it’s a song title,
and it made me feel like that deadhead in the parking lot who insisted that Jerry knew exactly when, and to whom, to play He’s Gone. He is gone, the deadhead said, flame shooting out of his eyes, and, with a sweep of his hand toward the high wall of the arena soaring above us, with a long slow exhale that left us in a cloud, he testified: I had to let him go.
With the song, I added. With the song, he confirmed. Who? I asked. My brother. I see, I said, I’m sorry.
He opened his arms and smiled, shaking his head.
That’s what songs do if they’re good, right?
He closed his eyes, so that the fire was only visible where his lashes didn’t mesh and stood there, hearing the song again in his head, his head bobbing, mapped to the song’s changes. It wasn’t like I could leave, but there wasn’t much to do while staying: I started trying to remember the mourner’s kaddish, no mean feat for a suburban lutheran.
Yis’bawrach, v’yishtabach, v’yispaw’ar, v’yisromam, v’yis’nasei, v’yis’hadar, v’yis’aleh, v’yis’halawl sh’mei d’kudshaw b’rich hu L’aylaw min kol birchawsaw v’shirawsaw, tush’b’chawsaw v’nechemawsaw, da’ami’rawn b’all’maw, v’imru: Amein
David (not H) taught it to me in fourth grade and I never ever got it right except for this part that mirrored a technique we had as children for describing the most superlative expressions of existence: the bestest mostest outrageousist almighty wing ding hubba bubba blue ribbon grade a plus plus bitchin… fill in the blank.
sting ray bike ever to fly through mid-air, and
Granted, these types of existence really reflected the fact we were children. But they still seem to me to be the places where G-d might hang out.
But that’s when it started. When things got really, inexpressibly good, I would start this section of the mourner’s kaddish. I know. So upside down but check it out:
Blessed, praised, glorified, exalted, extolled, mighty, upraised, and lauded be the Name of the Holy One, Blessed is He beyond any blessing and song, praise and consolation that are uttered in the world.
And the thing that usually got a callback:
Now respond: Amen.
So I spent the last few days being sudden: suddenly flying to New York with M to suddenly bury his father, suddenly sitting shiva with his mother, suddenly writing against suddenly multiple deadlines for clients using a 1998 version of clarisworks and a 48k dialup modem, suddenly, but quietly, using the phone to accept a sudden job offer, suddently red-eye-ing to Oakland to grab the gear, suddenly think better of it, and just driving to the Mission to suddenly see the Nels Cline Singers. Nels was suddenly back, permitted, I think there was a collective hope, free reign after a tour with Wilco in which indy fans, I think there was a second collective hope, understood how good things were when he suddenly pulled a whisk out of his pocket to use for his guitar solos.

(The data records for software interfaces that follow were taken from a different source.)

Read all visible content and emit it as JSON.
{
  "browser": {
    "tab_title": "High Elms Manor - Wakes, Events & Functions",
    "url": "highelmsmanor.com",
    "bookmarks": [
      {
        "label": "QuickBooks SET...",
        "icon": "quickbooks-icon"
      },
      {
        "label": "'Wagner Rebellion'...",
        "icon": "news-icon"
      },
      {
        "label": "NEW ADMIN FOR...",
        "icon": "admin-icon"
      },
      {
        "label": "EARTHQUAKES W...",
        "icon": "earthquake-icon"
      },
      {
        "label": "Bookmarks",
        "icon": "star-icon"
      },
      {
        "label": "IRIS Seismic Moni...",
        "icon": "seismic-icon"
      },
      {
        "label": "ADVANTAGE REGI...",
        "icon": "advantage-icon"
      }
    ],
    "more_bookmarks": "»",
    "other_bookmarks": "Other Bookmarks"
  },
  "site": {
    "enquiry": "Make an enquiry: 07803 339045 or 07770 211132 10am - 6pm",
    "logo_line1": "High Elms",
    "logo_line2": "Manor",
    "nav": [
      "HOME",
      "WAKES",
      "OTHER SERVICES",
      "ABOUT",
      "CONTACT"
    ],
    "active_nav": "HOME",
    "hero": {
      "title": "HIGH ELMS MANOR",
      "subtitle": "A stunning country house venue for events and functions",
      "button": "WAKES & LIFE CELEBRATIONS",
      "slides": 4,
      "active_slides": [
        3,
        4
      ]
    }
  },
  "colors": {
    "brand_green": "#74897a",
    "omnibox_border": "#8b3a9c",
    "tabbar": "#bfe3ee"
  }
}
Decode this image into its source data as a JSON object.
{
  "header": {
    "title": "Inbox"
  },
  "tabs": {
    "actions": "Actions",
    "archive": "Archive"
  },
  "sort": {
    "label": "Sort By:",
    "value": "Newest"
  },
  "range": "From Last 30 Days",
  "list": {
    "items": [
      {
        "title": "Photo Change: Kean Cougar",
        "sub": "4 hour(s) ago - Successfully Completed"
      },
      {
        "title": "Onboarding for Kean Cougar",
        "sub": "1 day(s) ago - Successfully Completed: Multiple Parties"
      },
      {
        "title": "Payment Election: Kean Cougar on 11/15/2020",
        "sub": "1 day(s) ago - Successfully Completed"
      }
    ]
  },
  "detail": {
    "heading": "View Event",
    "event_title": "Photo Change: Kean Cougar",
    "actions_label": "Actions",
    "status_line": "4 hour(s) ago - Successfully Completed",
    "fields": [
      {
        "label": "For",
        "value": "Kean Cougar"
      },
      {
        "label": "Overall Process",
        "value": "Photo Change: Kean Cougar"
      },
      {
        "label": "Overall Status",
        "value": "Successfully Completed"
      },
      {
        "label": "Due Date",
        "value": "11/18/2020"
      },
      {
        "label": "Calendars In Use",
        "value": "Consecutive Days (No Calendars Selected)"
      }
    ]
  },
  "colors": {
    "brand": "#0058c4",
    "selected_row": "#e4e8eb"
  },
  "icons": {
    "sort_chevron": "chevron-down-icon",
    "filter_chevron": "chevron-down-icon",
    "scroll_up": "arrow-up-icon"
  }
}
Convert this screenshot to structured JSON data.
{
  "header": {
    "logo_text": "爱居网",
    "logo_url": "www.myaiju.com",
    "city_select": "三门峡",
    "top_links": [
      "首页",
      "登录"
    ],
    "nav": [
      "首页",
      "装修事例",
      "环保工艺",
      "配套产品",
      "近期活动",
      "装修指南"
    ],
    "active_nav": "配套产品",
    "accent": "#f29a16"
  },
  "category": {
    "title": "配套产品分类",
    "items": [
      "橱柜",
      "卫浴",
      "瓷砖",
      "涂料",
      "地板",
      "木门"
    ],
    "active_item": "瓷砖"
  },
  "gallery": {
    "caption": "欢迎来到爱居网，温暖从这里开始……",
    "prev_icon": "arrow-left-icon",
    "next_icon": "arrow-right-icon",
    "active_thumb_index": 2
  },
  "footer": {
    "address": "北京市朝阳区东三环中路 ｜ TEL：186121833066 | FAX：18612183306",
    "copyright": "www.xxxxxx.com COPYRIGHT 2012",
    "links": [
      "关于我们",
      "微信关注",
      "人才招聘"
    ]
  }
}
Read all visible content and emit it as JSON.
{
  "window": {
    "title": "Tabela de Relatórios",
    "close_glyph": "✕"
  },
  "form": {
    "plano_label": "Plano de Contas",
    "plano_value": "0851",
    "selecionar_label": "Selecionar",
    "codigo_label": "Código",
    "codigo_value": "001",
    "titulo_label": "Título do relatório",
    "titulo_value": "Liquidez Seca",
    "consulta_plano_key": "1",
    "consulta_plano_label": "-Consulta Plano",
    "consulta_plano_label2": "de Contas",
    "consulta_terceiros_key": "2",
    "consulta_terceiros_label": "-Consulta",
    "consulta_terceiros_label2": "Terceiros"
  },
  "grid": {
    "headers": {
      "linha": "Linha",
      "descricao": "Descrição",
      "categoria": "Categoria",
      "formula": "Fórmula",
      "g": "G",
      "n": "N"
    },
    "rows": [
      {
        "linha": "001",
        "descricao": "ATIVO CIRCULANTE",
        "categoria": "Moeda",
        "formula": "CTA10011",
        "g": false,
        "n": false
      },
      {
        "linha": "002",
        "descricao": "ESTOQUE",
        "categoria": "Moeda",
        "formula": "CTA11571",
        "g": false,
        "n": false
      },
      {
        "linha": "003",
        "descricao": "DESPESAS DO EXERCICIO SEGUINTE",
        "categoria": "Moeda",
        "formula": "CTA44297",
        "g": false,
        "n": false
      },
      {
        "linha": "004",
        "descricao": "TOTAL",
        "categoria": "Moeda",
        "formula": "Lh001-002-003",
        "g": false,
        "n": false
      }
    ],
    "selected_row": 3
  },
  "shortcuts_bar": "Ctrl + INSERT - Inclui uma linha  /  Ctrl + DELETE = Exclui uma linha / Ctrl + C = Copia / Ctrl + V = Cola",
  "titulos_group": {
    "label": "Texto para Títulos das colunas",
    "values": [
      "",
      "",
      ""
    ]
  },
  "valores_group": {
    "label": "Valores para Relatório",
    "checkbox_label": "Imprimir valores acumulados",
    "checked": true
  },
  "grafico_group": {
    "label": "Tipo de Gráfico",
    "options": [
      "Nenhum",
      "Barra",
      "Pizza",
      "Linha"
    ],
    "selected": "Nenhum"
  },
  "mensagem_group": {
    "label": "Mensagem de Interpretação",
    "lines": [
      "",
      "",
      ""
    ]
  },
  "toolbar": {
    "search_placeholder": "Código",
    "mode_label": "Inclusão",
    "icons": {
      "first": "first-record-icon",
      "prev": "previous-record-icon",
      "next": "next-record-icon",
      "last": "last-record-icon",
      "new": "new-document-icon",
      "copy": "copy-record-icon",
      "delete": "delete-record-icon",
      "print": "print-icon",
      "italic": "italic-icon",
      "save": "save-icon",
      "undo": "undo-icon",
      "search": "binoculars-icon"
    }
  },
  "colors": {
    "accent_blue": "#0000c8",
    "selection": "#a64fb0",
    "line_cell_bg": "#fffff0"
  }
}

M is still in New York? the Singers asked. Some family matter? I gaped. Dudes, his father died and he didn’t tell you and I am telling you, exposing him but there you have it, I told them. They sank. So play David H for him and his father, yes? Yes, the Singers said.
And when they did, my eyes caught fire too. I didn’t initially realize it. I thought I might explain away the intensity of feeling by checking to see if someone had tampered with my beer. This involved dog science: looking at the mouth of the bottle accusingly for evidence. Eventually I realized that although it really felt my chest was going to split open, the reasons why would not be found there and, anyway, clearly, I would survive it as long as I had ears.
I wish you could hear it and I suppose, in your way, you have and this story of grief is your story too. And when the rabbi turned to the grave and told M’s father to go, because he had been called, I felt in the presence of one of the most superlative expressions of existence: its opposite.
parking lot deadhead: amein.
mount eden in vahalla: amein.
tears, silence and song: amein.